If your small business has employees working in Delaware, you’ll need to pay Delaware unemployment insurance (UI) tax. The UI tax funds unemployment compensation programs for eligible employees. In Delaware, state UI tax is just one of several taxes that employers must pay. Other important employer taxes, not covered here, include federal UI tax, and state and federal withholding taxes.
Different states have different rules and rates for UI taxes. Here are the basic rules for Delaware’s UI tax.
As a Delaware employer, your small business must establish a UI employer account with the Division of Unemployment Insurance (DUI) within the Delaware Department of Labor (DOL). You should register with the DOL within 20 days of starting business as an employer. You can register for an account with the DOL either online or on paper. If the DOL determines your business is liable for UI tax, you’ll be issued a UI account number. (Most employers are liable.)
To register online, use Delaware’s One Stop business registration website. To register on paper, use Form UC-1,Report to Determine Liability and if Liable Application for Employer Account Number. Blank forms are available for download from the UI Forms section of the DUI’s website. There is no fee to register your business with the DOL.
Note: To establish your Delaware UI tax account, you’ll need a federal employer identification number (EIN). You can apply for an EIN at IRS.gov. Generally, if you apply online, you will receive your EIN immediately.
As a Delaware for-profit employer, you generally are liable for state UI taxes if you meet any of the following conditions:
These are effectively the same rules that apply for liability under the Federal Unemployment Tax Act (FUTA). Different rules, not covered here, apply to agricultural (farm) workers, domestic (in-home) workers, and employees of some (but not all) non-profit organizations. One piece of good news is that state UI tax payments generally can be credited against your FUTA taxes.
UI tax is paid on each employee’s wages up to a maximum annual amount. That amount, known as the taxable wage base, has held steady in recent years at $18,500. However, it’s always possible that amount could change.
The state UI tax rate for new employers also is subject to change from one year to the next. In recent years, it generally has been somewhere between 2.1% and 2.8%. Employers in construction-related areas are subject to higher rates. The new employer rate generally applies for at least two years. Established employers are subject to a lower or higher rate than new employers depending on an “experience rating.” This means, among other things, whether your business has ever had any employees who made claims for state unemployment benefits. In recent years, established employer rates have ranged from 0.3% to 8.2%.
In Delaware, UI tax reports and payments (assessments) are due by the end of the month following the end of each calendar quarter. In other words:

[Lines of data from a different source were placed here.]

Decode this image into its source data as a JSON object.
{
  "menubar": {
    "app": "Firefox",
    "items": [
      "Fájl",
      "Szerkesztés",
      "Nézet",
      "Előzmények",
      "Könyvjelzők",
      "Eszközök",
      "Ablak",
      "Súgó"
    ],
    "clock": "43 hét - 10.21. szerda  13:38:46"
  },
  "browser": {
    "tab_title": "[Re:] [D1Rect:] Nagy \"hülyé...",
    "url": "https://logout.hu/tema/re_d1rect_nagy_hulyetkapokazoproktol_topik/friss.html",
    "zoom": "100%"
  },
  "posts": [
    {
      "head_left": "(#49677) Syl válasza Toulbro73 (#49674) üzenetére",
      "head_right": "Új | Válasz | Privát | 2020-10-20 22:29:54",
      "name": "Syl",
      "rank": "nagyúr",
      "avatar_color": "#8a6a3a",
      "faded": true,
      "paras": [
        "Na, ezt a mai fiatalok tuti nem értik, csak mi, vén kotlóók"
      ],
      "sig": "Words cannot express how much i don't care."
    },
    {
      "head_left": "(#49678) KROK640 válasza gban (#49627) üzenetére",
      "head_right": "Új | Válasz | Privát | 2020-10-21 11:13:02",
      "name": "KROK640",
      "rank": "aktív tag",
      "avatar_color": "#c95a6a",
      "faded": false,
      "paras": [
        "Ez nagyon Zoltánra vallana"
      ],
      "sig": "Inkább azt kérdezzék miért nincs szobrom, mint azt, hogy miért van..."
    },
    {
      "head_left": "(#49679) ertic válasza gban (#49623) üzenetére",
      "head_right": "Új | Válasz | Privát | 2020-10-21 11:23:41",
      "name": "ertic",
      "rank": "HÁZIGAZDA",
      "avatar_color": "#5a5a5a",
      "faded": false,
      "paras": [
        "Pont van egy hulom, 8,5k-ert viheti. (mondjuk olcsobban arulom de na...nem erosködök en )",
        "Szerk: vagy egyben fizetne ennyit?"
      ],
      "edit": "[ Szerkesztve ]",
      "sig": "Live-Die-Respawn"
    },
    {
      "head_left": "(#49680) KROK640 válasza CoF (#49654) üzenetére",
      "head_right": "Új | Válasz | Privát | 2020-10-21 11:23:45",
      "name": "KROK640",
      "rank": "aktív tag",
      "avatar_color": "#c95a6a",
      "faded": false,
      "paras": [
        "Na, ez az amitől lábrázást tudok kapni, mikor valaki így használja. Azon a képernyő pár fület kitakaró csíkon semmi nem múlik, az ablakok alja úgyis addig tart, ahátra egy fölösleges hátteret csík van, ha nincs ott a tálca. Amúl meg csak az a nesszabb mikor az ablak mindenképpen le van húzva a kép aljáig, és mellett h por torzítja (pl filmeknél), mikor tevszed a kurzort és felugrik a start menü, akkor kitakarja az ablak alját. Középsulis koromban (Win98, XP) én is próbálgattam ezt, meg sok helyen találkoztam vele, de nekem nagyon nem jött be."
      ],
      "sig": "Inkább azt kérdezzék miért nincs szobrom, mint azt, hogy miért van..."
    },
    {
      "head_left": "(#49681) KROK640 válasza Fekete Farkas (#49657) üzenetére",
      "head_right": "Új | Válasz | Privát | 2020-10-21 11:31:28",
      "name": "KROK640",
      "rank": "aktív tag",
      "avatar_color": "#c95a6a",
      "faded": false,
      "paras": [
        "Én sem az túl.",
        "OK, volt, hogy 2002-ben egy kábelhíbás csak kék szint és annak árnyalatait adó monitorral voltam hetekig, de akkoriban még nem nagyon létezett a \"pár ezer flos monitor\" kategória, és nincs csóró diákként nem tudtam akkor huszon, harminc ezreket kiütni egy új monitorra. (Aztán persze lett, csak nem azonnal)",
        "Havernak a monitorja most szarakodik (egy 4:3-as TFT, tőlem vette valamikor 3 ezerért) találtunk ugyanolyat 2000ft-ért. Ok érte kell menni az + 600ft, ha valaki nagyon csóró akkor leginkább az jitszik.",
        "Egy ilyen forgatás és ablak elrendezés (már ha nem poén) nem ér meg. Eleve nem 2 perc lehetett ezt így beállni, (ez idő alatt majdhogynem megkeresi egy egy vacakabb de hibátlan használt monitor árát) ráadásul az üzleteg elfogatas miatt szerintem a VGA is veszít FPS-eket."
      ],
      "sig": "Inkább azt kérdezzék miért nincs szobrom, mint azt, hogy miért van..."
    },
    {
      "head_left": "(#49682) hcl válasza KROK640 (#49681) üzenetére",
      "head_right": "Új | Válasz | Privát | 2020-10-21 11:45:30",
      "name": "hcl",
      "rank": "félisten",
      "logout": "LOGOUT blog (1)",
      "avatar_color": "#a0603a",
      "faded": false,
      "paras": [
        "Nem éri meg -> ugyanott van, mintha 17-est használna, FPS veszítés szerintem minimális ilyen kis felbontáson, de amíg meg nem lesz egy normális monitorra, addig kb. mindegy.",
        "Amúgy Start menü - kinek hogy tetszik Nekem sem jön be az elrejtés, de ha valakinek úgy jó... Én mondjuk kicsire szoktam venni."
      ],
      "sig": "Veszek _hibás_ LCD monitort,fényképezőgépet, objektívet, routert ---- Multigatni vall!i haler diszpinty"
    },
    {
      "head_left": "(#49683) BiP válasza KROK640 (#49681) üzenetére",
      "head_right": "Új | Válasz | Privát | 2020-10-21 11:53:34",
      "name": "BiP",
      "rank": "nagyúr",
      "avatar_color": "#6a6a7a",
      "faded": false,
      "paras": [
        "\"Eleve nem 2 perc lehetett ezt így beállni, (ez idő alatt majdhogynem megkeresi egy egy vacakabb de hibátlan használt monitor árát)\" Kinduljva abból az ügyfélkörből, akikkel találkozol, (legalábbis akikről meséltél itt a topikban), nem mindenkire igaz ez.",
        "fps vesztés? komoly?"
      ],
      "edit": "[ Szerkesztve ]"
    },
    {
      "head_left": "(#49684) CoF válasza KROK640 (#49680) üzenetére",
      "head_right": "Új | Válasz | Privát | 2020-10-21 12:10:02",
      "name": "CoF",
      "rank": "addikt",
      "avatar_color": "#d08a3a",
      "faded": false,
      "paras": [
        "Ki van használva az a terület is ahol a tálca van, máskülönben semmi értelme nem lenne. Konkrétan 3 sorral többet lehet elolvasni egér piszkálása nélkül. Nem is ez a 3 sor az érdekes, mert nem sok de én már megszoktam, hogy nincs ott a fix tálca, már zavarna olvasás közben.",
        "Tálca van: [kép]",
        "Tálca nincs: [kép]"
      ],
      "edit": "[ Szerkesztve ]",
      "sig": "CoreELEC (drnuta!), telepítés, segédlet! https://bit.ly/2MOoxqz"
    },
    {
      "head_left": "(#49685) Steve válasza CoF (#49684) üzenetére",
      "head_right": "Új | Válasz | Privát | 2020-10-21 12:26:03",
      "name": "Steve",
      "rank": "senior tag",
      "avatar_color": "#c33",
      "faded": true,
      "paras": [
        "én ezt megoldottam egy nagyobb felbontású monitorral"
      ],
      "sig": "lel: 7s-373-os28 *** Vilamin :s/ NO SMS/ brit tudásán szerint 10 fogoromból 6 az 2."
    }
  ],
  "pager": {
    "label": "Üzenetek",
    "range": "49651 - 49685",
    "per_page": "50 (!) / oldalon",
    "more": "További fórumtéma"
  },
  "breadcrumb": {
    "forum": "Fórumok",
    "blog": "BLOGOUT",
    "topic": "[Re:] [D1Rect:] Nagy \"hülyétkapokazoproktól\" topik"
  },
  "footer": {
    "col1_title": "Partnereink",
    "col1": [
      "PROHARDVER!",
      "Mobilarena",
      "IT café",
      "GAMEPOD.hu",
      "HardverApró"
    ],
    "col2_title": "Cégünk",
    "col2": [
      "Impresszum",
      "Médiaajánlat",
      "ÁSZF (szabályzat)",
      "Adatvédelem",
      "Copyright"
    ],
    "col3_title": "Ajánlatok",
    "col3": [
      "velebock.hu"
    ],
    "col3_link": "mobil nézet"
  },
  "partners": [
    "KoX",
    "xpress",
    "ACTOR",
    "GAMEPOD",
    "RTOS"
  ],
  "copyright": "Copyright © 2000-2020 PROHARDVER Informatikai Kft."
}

You can file your reports and payments online or on paper. To file online, use Delaware’s Online Employer Services Portal. To file on paper, use Form UC-8, Employer’s Quarterly Report. The form is mailed to registered employers at least 30 days in advance of the due date. You also can download blank forms from the UI Forms section section of the DUI’s website.
Online payments must be made by Automated Clearing House (ACH). No credit card or debit card payments will be accepted. When filing on paper, you can pay by check. If paying by check, make sure to include the paper payment voucher.
You must file quarterly reports even if you had no payroll in the quarter and whether or not any assessment is payable. You will be subject to a penalty if you fail to file.
You are required to post a notice (poster) regarding state unemployment claims in a conspicuous place for all employees. The poster must provide basic information informing employees that your business is covered by Delaware’s UI law. If the DUI determines that your business is liable for UI taxes, they will send you a notice that meets all legal requirements (Form UC-6, Notice of Coverage). Unlike other states, Delaware currently does not make copies of this form available for download.
Employers who use independent contractors rather than hiring employees are not subject to the UI tax. However, it’s important that you do not misclassify an employee as an independent contractor. If you do misclassify an employee, you could be subject to penalties or fines.
You may decide that it’s easiest to hand over responsibility for payroll, including UI taxes, to an outside payroll service. If so, keep in mind that your business, or even you personally, may still be held directly responsible for mistakes made by an outside payroll company.
This article touches on only the most basic elements of Delaware UI taxes. Avoid possible penalties for making mistakes by checking the IRS, DOL, and DUI websites for the latest information. The DUI also has a helpfulUnemployment Insurance Employer Handbook that you can download from the Employer Services section of their website. In addition to state UI tax, employers have other responsibilities not covered in this article such as federal UI tax, state and federal withholding taxes, required reporting of new hires, and required retention of employee records. You can get more information about other small business tax issues in other articles here on Nolo.